Dave Devare, director of research services for the Pennsylvania School Boards Association, which advocates for public education and local school governance said districts, said districts have built up their reserves in recent years to prepare for increased pension costs over the next decade.
Employer contributions to the state’s Public School Employees Retirement System are divided between the state and individual districts. Those contributions are forecast from about $1 billion this year to more than $4 billion by 2017 — and the system is nearly $30 billion underfunded right now.
Devare said districts also have put money away for future building construction and maintenance, and putting the money in reserve instead of dedicating it to a specific project maintains flexibility.

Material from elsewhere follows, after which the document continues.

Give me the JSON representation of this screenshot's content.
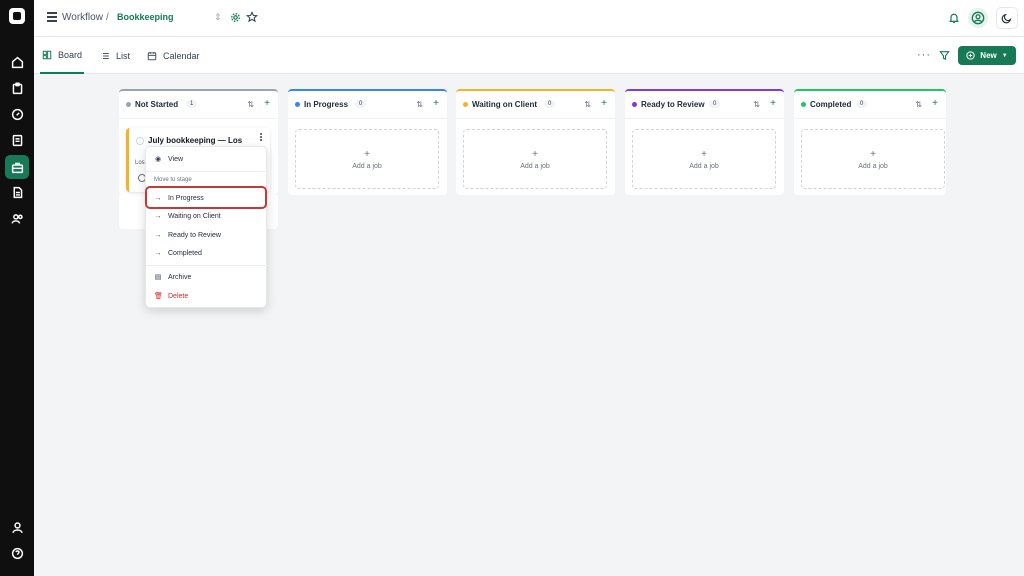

“Rather than limiting themselves strictly to one capital project, they are reserving that money so if they have to change their priorities, they are able to do so,” Devare said.
The Pennsylvania Association of School Budget Officers, a statewide advocacy organization, says that about 70 percent of districts are reaching into their reserves at some level this year.
PSBA and PASBO have encouraged districts to reach into reserve funds for one-time expenses, since the funds will not renew year after year.
But Gov. Tom Corbett wants districts to use the reserves for educational expenses to avoid cutting programs or laying off teachers and staff.
During a Wednesday appearance on the Dom Giordano Program on WPHT-AM in Philadelphia, Corbett said school districts were making “a concerted effort” to not go into their reserve funds and renewed the call for districts to use some of their reserves this year.
House Republicans joined the call for districts to use some of their reserves on Thursday.
State Rep. Mike Vereb, R-Montgomery, said he was “furious to find that many of the state’s school districts that are crying poor and blaming the state for their fiscal problems are sitting on surpluses, including one that totals $148 million.”
Keeping a small level of reserves for an emergency is prudent budgeting, but taxpayers deserve an explanation why districts have such high levels of money they refuse to use in a tight budget year, he said.